> TASK TO CARRY OUT: Return all lines below containing the word "start".

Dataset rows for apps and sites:
Segment Open

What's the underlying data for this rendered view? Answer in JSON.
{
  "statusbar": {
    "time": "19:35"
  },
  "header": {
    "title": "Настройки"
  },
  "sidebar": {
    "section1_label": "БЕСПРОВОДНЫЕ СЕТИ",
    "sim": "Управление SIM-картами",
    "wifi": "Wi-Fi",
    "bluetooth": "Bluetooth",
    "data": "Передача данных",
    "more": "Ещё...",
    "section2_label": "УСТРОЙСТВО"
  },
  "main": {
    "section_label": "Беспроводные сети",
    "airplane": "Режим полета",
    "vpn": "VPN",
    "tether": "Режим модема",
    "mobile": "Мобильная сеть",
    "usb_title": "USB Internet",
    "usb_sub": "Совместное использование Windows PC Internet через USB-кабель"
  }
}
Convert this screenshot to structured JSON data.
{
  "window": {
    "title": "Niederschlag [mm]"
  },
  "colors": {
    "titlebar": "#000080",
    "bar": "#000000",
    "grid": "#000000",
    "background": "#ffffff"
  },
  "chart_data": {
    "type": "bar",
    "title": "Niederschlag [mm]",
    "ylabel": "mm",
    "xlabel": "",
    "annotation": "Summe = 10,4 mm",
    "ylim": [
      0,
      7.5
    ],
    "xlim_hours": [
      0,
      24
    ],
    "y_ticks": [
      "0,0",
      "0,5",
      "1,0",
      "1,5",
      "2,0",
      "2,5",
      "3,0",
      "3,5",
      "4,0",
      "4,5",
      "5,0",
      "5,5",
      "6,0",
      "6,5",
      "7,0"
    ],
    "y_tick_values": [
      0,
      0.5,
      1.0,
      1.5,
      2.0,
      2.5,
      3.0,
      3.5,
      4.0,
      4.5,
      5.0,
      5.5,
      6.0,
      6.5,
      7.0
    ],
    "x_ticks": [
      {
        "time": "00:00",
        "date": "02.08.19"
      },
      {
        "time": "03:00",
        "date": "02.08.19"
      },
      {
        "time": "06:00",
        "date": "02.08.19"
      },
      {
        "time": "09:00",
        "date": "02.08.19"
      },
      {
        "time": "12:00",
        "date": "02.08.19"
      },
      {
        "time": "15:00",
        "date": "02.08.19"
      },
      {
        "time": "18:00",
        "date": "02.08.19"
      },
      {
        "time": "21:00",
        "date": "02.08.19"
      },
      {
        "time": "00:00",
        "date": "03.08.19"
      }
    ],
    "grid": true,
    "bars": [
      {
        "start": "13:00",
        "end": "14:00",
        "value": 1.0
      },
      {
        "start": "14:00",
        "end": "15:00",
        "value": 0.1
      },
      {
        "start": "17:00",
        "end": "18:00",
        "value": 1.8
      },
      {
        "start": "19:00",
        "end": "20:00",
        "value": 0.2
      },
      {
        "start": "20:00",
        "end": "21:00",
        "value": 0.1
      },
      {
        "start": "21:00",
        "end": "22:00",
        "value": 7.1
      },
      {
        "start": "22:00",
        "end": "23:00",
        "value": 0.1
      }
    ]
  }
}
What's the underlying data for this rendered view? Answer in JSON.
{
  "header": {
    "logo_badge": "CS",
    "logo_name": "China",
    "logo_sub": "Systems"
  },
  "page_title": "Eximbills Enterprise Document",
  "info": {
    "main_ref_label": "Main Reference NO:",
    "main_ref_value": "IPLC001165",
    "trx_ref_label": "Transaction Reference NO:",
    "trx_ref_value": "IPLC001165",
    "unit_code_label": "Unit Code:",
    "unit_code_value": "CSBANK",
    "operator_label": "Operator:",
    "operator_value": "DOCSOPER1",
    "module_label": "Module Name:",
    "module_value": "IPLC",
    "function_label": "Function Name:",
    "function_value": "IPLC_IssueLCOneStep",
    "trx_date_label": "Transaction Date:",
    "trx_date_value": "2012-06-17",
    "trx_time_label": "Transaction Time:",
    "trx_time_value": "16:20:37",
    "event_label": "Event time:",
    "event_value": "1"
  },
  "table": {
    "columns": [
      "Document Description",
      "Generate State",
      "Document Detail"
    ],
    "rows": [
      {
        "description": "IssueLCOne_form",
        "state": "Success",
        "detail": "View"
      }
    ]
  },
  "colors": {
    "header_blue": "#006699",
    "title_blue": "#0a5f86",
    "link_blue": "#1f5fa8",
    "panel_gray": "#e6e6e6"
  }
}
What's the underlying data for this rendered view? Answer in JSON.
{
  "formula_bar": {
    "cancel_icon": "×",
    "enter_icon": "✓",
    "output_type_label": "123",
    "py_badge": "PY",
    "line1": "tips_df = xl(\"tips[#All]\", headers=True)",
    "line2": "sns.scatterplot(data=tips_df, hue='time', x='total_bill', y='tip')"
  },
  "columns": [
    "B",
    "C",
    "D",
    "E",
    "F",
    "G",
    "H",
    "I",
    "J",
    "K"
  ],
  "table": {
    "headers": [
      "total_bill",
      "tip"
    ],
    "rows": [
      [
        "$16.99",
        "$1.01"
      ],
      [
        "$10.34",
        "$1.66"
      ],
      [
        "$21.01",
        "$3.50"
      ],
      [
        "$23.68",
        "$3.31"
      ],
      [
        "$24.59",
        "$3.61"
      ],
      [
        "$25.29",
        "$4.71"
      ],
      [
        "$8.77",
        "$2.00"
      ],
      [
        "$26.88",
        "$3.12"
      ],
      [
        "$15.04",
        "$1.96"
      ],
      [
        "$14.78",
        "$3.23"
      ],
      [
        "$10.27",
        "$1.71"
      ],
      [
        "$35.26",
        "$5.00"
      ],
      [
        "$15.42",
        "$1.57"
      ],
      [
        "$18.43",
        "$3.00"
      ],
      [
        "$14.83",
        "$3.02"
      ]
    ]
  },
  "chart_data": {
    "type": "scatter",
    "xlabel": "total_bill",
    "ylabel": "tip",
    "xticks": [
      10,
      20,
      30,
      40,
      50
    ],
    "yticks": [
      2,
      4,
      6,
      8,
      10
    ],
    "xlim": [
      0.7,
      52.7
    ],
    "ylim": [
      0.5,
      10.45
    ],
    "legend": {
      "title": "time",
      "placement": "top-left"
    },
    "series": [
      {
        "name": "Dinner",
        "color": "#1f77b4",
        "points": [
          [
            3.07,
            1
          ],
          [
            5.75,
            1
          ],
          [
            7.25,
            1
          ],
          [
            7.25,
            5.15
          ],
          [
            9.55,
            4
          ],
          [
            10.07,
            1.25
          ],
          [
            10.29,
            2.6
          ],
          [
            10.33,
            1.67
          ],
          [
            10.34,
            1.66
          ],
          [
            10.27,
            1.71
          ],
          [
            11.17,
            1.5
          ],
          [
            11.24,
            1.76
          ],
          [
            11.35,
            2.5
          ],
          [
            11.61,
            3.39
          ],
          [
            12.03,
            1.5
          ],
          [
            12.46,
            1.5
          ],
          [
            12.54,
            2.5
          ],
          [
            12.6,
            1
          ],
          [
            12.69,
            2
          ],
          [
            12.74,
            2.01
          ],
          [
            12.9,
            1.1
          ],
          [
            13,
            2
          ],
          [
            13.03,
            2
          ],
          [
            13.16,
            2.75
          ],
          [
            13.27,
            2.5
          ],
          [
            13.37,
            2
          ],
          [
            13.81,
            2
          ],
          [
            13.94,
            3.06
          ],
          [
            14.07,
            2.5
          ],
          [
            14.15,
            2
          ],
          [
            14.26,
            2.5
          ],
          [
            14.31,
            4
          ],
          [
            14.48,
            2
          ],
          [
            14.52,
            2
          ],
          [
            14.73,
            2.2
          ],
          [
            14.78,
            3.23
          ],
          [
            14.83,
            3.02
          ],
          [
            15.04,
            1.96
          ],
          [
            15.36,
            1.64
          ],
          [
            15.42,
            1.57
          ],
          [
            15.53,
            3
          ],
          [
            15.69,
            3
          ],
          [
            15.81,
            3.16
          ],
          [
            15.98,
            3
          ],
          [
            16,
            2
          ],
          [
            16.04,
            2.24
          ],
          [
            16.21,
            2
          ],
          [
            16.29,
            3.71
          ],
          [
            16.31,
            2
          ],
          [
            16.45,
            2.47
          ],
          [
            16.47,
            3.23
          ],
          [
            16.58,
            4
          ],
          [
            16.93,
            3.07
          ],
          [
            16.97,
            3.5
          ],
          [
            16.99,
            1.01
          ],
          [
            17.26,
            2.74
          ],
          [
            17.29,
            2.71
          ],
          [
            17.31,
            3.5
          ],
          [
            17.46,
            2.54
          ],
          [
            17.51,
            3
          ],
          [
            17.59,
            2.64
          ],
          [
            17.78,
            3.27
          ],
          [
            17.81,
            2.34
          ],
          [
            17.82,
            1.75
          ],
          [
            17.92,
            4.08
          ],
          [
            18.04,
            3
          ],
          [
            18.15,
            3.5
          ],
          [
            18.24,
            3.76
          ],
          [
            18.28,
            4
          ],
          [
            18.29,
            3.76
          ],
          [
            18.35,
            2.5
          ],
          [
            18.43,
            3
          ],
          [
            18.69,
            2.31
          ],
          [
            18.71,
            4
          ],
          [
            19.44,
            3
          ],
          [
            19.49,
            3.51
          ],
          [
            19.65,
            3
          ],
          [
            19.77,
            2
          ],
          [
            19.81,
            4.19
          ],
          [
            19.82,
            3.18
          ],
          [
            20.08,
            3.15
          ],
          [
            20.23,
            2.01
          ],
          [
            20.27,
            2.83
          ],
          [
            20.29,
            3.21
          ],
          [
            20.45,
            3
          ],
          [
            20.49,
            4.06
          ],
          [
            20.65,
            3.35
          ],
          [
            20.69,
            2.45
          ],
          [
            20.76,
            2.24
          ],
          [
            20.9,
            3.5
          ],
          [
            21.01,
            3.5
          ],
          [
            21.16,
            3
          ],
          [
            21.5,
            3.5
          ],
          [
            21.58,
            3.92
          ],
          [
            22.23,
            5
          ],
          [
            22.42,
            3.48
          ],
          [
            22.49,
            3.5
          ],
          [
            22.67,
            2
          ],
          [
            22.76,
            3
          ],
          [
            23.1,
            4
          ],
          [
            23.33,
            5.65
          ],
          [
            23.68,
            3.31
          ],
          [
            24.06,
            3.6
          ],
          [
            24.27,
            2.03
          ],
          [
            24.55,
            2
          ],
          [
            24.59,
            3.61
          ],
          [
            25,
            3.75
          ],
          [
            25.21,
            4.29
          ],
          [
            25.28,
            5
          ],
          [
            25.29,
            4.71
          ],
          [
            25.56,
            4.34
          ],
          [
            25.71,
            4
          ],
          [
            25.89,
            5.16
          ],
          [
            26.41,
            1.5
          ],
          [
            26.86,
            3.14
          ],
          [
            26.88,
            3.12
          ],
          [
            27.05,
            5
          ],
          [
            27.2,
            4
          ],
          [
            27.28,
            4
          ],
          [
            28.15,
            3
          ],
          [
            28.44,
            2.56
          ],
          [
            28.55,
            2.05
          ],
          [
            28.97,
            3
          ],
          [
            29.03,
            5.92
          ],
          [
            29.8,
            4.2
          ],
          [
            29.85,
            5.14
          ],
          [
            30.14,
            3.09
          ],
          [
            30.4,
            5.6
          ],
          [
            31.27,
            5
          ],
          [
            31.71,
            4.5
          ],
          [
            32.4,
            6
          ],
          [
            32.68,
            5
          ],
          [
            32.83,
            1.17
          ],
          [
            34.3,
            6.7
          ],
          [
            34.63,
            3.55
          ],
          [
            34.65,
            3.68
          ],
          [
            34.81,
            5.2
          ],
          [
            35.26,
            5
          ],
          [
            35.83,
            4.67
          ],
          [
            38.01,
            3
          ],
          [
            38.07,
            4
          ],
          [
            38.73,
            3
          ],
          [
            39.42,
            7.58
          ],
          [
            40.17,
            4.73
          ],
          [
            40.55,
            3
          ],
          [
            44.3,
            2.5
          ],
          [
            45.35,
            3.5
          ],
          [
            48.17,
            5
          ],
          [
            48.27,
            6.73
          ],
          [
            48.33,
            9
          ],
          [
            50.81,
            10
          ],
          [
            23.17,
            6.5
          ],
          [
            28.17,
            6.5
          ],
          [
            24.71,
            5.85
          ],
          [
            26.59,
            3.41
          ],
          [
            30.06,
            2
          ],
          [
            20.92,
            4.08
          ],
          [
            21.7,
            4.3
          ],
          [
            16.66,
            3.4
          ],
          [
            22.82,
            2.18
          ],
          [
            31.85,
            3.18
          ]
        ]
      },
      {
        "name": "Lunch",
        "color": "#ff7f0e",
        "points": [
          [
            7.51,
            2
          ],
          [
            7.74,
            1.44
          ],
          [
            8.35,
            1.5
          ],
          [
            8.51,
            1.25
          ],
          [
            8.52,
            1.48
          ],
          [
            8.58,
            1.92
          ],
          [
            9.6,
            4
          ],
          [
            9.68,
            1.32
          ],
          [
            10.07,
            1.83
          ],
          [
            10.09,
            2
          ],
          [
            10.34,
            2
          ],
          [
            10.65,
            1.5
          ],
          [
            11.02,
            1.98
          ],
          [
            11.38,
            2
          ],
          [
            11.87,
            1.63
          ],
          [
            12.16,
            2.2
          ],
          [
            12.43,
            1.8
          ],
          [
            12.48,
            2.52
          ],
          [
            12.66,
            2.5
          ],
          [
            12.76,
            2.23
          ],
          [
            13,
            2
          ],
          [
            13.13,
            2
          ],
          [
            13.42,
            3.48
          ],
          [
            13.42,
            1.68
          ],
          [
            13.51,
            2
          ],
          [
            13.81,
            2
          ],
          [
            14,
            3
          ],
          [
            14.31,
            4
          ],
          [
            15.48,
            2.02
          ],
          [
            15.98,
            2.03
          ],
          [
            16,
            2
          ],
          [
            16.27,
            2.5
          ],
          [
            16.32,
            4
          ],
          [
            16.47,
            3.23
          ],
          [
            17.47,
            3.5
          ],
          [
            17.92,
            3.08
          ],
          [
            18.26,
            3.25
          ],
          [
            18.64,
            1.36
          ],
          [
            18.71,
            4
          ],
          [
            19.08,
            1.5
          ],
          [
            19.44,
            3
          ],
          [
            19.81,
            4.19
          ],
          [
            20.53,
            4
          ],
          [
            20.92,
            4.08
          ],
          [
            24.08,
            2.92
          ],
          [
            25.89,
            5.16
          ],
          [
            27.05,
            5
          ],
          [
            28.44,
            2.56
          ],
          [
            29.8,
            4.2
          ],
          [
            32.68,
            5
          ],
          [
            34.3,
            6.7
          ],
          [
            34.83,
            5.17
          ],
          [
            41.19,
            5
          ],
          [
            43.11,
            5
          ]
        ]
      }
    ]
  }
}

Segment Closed

> FINAL ANSWER:
        "start": "13:00",
        "start": "14:00",
        "start": "17:00",
        "start": "19:00",
        "start": "20:00",
        "start": "21:00",
        "start": "22:00",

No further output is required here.